place of birth: Germany , Furth
place of death: United States of America , Vienna
ANA 1856; NA 1884

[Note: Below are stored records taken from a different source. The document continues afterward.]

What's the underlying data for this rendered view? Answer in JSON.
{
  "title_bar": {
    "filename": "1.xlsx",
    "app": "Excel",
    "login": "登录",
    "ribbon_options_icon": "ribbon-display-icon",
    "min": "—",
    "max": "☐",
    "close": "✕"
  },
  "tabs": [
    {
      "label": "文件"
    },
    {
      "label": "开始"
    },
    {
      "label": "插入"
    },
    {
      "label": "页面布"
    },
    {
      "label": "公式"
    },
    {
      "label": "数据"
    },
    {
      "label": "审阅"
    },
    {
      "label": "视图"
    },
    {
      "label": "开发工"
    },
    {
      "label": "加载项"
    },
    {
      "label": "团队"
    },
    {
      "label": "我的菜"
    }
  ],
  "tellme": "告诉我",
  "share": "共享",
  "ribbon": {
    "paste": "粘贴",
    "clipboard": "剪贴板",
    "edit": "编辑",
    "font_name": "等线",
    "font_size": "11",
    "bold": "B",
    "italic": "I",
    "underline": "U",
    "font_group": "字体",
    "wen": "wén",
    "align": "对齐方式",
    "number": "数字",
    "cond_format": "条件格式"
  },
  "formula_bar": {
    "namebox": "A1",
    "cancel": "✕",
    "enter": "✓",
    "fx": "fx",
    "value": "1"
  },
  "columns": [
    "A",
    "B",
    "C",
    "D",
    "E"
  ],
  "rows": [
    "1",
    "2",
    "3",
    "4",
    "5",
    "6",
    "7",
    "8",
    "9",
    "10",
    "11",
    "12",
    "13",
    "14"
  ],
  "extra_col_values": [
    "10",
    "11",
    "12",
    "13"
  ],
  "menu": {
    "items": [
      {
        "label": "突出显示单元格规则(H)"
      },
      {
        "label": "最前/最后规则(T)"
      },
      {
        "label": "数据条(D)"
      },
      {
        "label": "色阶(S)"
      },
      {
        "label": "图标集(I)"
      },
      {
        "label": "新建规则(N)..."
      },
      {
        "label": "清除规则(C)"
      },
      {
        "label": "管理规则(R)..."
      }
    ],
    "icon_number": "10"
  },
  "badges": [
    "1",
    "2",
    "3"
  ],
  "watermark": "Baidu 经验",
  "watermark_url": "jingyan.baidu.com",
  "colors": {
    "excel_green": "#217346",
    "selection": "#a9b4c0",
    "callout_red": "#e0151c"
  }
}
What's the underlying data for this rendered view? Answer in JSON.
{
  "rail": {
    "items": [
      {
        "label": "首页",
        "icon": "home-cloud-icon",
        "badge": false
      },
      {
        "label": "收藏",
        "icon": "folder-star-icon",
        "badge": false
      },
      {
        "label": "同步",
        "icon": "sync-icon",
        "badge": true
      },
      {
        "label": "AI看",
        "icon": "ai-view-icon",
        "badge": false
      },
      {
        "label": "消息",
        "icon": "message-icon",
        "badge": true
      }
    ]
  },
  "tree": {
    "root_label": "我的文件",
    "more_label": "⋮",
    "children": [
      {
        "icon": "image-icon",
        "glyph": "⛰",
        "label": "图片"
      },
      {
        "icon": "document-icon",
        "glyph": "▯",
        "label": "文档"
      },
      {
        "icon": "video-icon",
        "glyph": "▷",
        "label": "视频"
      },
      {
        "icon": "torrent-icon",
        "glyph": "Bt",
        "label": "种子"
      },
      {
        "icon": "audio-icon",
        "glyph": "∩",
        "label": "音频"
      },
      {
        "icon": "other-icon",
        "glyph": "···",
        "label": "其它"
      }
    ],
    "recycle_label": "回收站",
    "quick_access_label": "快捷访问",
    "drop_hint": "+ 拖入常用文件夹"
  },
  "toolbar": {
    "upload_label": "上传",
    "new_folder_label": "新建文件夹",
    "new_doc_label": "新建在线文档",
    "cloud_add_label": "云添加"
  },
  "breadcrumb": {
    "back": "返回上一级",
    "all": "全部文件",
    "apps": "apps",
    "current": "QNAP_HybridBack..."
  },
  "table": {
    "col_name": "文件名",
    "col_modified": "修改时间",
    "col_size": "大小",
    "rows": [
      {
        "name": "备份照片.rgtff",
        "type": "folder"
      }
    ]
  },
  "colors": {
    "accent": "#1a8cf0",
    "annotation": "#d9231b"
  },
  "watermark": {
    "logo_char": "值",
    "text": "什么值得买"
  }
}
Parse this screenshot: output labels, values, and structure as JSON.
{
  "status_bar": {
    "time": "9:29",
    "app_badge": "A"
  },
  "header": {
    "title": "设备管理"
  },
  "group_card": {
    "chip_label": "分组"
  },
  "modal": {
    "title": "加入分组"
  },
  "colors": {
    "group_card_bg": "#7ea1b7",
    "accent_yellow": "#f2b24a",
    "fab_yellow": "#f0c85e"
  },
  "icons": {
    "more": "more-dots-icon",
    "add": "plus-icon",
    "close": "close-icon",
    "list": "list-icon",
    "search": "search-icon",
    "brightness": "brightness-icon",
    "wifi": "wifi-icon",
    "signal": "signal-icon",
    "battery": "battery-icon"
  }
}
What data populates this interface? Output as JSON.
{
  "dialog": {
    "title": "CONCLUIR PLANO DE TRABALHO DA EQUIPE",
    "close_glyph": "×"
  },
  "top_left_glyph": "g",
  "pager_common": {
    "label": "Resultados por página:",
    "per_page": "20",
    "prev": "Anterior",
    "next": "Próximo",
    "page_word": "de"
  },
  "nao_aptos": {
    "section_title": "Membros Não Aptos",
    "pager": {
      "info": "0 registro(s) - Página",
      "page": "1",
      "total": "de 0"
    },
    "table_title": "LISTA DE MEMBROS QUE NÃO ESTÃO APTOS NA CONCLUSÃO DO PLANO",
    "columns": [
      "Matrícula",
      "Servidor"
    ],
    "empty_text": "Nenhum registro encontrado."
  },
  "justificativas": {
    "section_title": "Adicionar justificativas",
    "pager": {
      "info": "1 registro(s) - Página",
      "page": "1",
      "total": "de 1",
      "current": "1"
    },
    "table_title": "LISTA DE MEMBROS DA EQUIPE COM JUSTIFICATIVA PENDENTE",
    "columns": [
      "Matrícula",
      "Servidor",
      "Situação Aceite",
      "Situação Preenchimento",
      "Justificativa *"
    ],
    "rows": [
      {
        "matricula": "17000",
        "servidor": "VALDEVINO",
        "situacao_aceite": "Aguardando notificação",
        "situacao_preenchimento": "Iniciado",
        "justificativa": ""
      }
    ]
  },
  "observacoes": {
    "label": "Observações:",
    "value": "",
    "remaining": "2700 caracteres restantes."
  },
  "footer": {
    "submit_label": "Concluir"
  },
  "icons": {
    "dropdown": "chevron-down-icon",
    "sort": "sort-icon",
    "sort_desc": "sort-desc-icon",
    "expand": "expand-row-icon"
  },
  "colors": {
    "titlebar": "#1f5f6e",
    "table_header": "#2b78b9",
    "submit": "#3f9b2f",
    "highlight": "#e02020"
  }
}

Oertel planned to devote his life to missionary work. However, demonstrating advanced talent as a draughtsman during his youth, he was encouraged by his tutor, the Rev. L"ehe, to pursue an artistic career instead. He received his firt formal instruction in Munich, where he was a pupil of the painter-engraver J.M. Enzingm?ller. Under Enzingm?ller's tutelage, Oertel became especially adept in the art of engraving on steel. Around the same time, he was introduced to the work of the German painter Wilhelm von Kaulbach, whose large-scale historical compositions would exert an enduring influence on Oertel's later artistic development. After living in Munich and Nuremberg for a number of years, Oertel immigrated to the United States in 1848, when he was 25 years old. He initially settled in Newark, NJ, earning his living by teaching drawing at a local seminary for women. He later supported his family by engraving bank notes, colouring photographs as well as teaching. He also established a reputation as a painter of religious subjects, frequently producing detailed wood carvings as accompaniments to his work. During this period, Oertel was active in Newark and Madison, NJ, New York City, Brooklyn, Staten Island and Westerly, RI. He spent the years 1857-58 in Washington, DC, where he designed the decorations for the ceiling of the House of Representatives. However, due to a disagreement with officials regarding the management of the project, Oertel's designs were never executed. In 1871, while living in Lenoir, North Carolina, Oertel was ordained a priest in the Protestant Episcopal Church. Until his retirement in 1895 he taught art and served in parishes thoughout the South, including the Carolinas, the District of Columbia, Tennessee, Missouri and Maryland. He passed his final years in the village of Vienne (Vienna?), Virginia, where he died at the age of eighty-six. The University of the South (Sewanee, Tenn.) where Oertel once taught art, possesses much of his best work.(ABG: see your side notes) Although he painted some portraits and landscape subjects (the latter attracting much critical acclaim), Oertel's primary concern was scriptural art. An intensely devout man, his paintings are characterized by an overt use of religious symbolism. He also emphasized drawing and meticulous attention to detail. His debt to Kaubach is evident in his strong interest in dramatic effect, achieved through the manipulation of line and colour. Oertel's most famous religious work, the Rock of Ages, exists in several versions. It became extremely popular during the second half of the nineteenth century through chromolithography and photograph reproductions. Oertel's paintings were first shown at the National Academy in 1854. He was elected an Associate member in 1856, while residing, according to the catalogue of that year's annual exhibition, at 806 Broadway. However his membership was cancelled in 1884, since he had moved from New York City to Washington, DC late in 1856 (ABG: you state "not logical"). Although he continued to submit pictures to the annual exhibitions after 1884, Oertel's work was frequently turned down by the Academy's Selection Committee. In 1898, discovering that his Jesus or Barabbus (1898) was not to be included in that year's annual, he wrote to a friend: The modern New York art world has once more given me unmistabkable evidence that I would be a deal wiser for hauling in my sensitive antennae for aye and retiring into my little shell as the only fit place for a presumptuous professor of the crucified and forever there. That despised, thorn-crowned Nazarene is no more welcome to-day that he was 18 centuries ago. By the inclosed [sic] photograph...you can see with what subject I have dared to test the discriminating judges of the National Academy, 'The Committee of Selection,' and this very day notice came from my agent that the picture had been returned to him. To be sure this is exactly what I anticipated. Such things have longer a place in modern exhibitions. The Academy is revolutionized - dear old fogy [sic] affair--and got into the control of the Parisian-taught youngsters; the former respectable, sober, conservative institution is gone. As the above comments would suggest, Oertel's highly didactic approach simply did not appeal to a younger generation of Paris-trained artists. There is no reference to his death in the Academy Mintues.